Optimists say this opens the way for real negotiations to avoid a catastrophic default.

But frustration is clearly growing.

Democratic Representative Sander Levin commented to the House: “This is a disgraceful moment. What you’re doing with this bill is to undermine thew chances for compromise. That’s what you’re doing.”

About the only thing the two sides on Capitol Hill agree on at the moment is the need for Barack Obama to step in.

Republican Senate minority leader Mitch McConnell said: “I think we all know that if the president decides to reach an agreement with us, the Democrats, most of them, will fall in line.
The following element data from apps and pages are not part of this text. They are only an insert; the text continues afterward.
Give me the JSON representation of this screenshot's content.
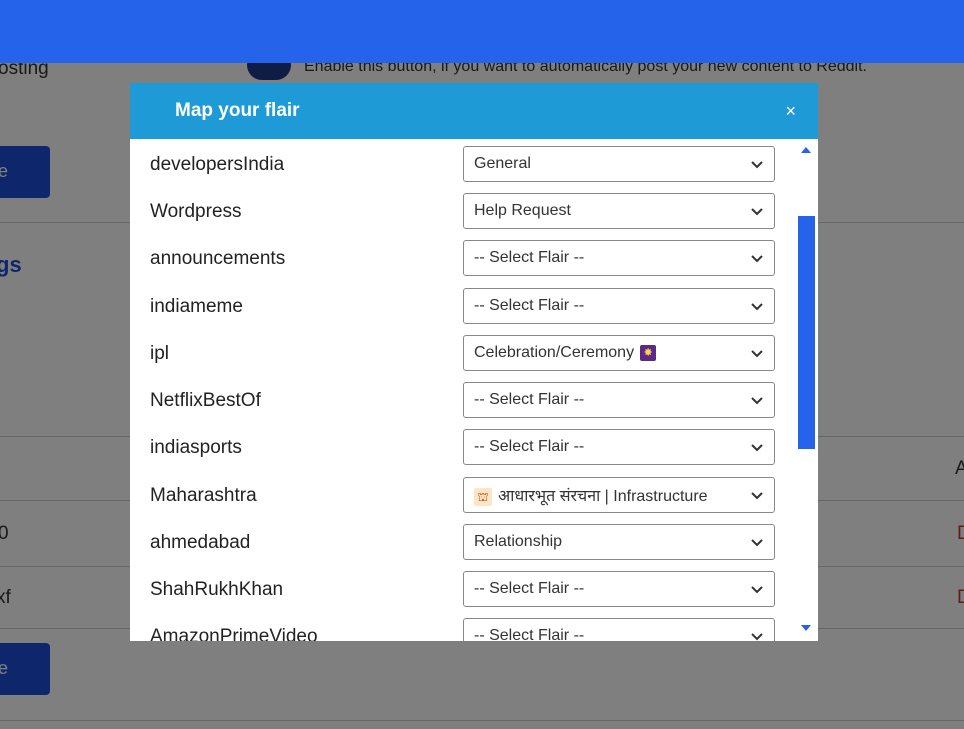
{
  "background": {
    "posting_label": "osting",
    "toggle_text": "Enable this button, if you want to automatically post your new content to Reddit.",
    "heading_partial": "gs",
    "button_partial": "e",
    "table_cell_1": "0",
    "table_cell_2": "xf",
    "header_partial": "A",
    "action_partial": "D"
  },
  "modal": {
    "title": "Map your flair",
    "close_label": "×",
    "rows": [
      {
        "subreddit": "developersIndia",
        "flair": "General"
      },
      {
        "subreddit": "Wordpress",
        "flair": "Help Request"
      },
      {
        "subreddit": "announcements",
        "flair": "-- Select Flair --"
      },
      {
        "subreddit": "indiameme",
        "flair": "-- Select Flair --"
      },
      {
        "subreddit": "ipl",
        "flair": "Celebration/Ceremony",
        "flair_emoji": "✸"
      },
      {
        "subreddit": "NetflixBestOf",
        "flair": "-- Select Flair --"
      },
      {
        "subreddit": "indiasports",
        "flair": "-- Select Flair --"
      },
      {
        "subreddit": "Maharashtra",
        "flair": "आधारभूत संरचना | Infrastructure",
        "flair_emoji_lead": "⛫"
      },
      {
        "subreddit": "ahmedabad",
        "flair": "Relationship"
      },
      {
        "subreddit": "ShahRukhKhan",
        "flair": "-- Select Flair --"
      },
      {
        "subreddit": "AmazonPrimeVideo",
        "flair": "-- Select Flair --"
      }
    ]
  },
  "colors": {
    "topbar": "#2563eb",
    "modal_header": "#1e9bd7",
    "scroll_thumb": "#2563eb"
  }
}
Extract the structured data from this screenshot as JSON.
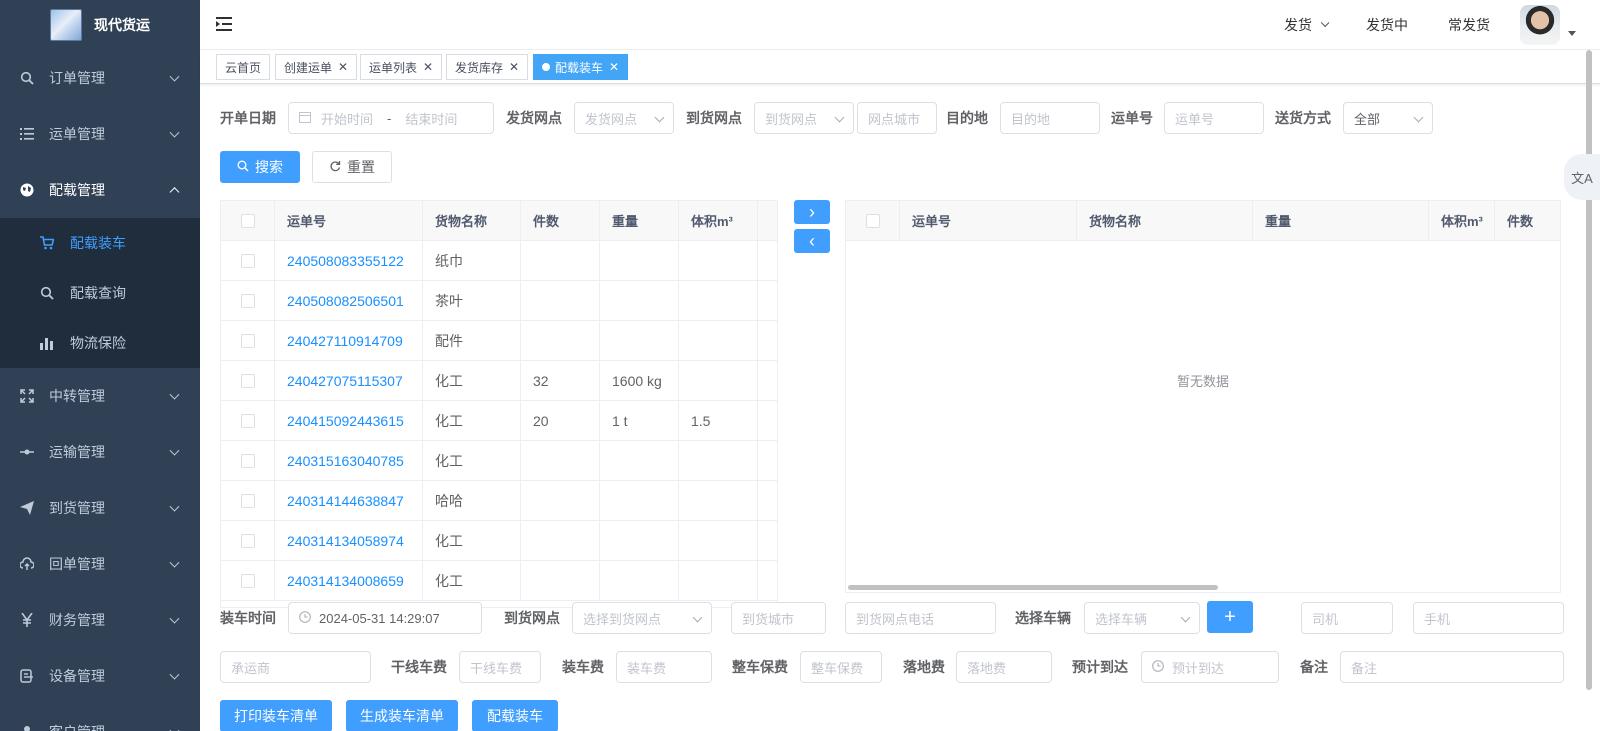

He is the leader of the Democratic party, he is the President of the United States: he needs to indicate what he will sign.”

Obama is now in direct talks with Democrats and Republicans to try to reach a compromise.

Otherwise quite simply come Tuesday, the US will not be able to pay its bills.